== Description of the task ==
For the entries below, how many lines include the word "true"? Give the figure and nothing more.

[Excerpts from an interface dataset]
<<<<
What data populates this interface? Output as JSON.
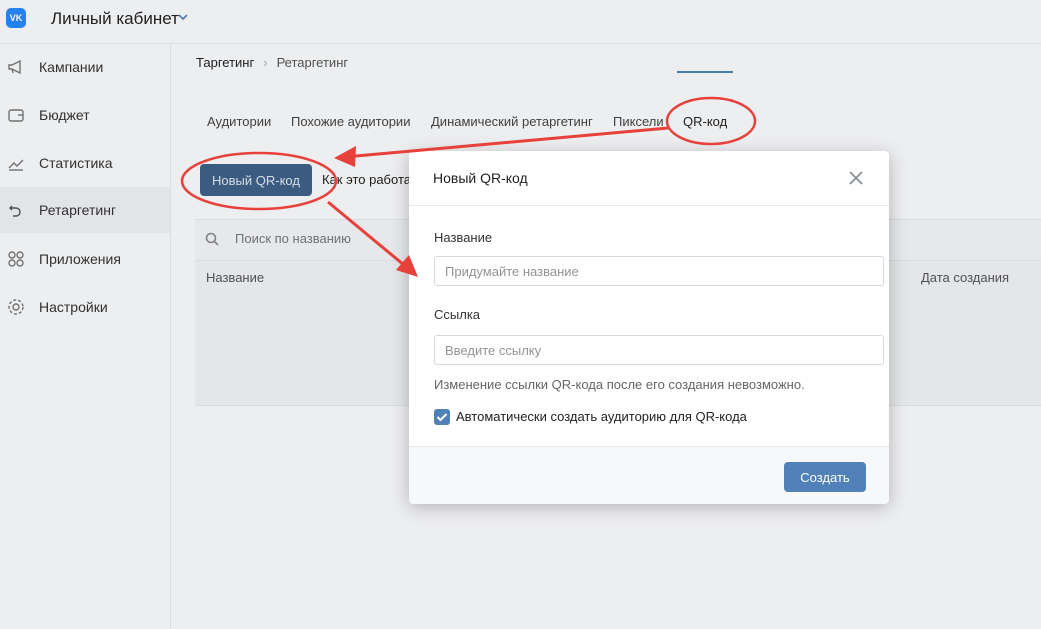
{
  "header": {
    "logo_text": "VK",
    "title": "Личный кабинет"
  },
  "sidebar": {
    "items": [
      {
        "label": "Кампании",
        "icon": "megaphone-icon"
      },
      {
        "label": "Бюджет",
        "icon": "wallet-icon"
      },
      {
        "label": "Статистика",
        "icon": "stats-icon"
      },
      {
        "label": "Ретаргетинг",
        "icon": "retarget-icon",
        "active": true
      },
      {
        "label": "Приложения",
        "icon": "apps-icon"
      },
      {
        "label": "Настройки",
        "icon": "gear-icon"
      }
    ]
  },
  "breadcrumb": {
    "root": "Таргетинг",
    "current": "Ретаргетинг",
    "separator": "›"
  },
  "tabs": [
    {
      "label": "Аудитории"
    },
    {
      "label": "Похожие аудитории"
    },
    {
      "label": "Динамический ретаргетинг"
    },
    {
      "label": "Пиксели"
    },
    {
      "label": "QR-код",
      "active": true
    }
  ],
  "toolbar": {
    "new_button": "Новый QR-код",
    "how_link": "Как это работает"
  },
  "search": {
    "placeholder": "Поиск по названию"
  },
  "table": {
    "columns": [
      "Название",
      "Дата создания"
    ]
  },
  "modal": {
    "title": "Новый QR-код",
    "name_label": "Название",
    "name_placeholder": "Придумайте название",
    "link_label": "Ссылка",
    "link_placeholder": "Введите ссылку",
    "hint": "Изменение ссылки QR-кода после его создания невозможно.",
    "checkbox_label": "Автоматически создать аудиторию для QR-кода",
    "checkbox_checked": true,
    "submit": "Создать"
  },
  "colors": {
    "accent": "#5181b8",
    "annotation": "#e8403a",
    "primary_dark": "#3f5f86"
  }
}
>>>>
== Task solution ==
3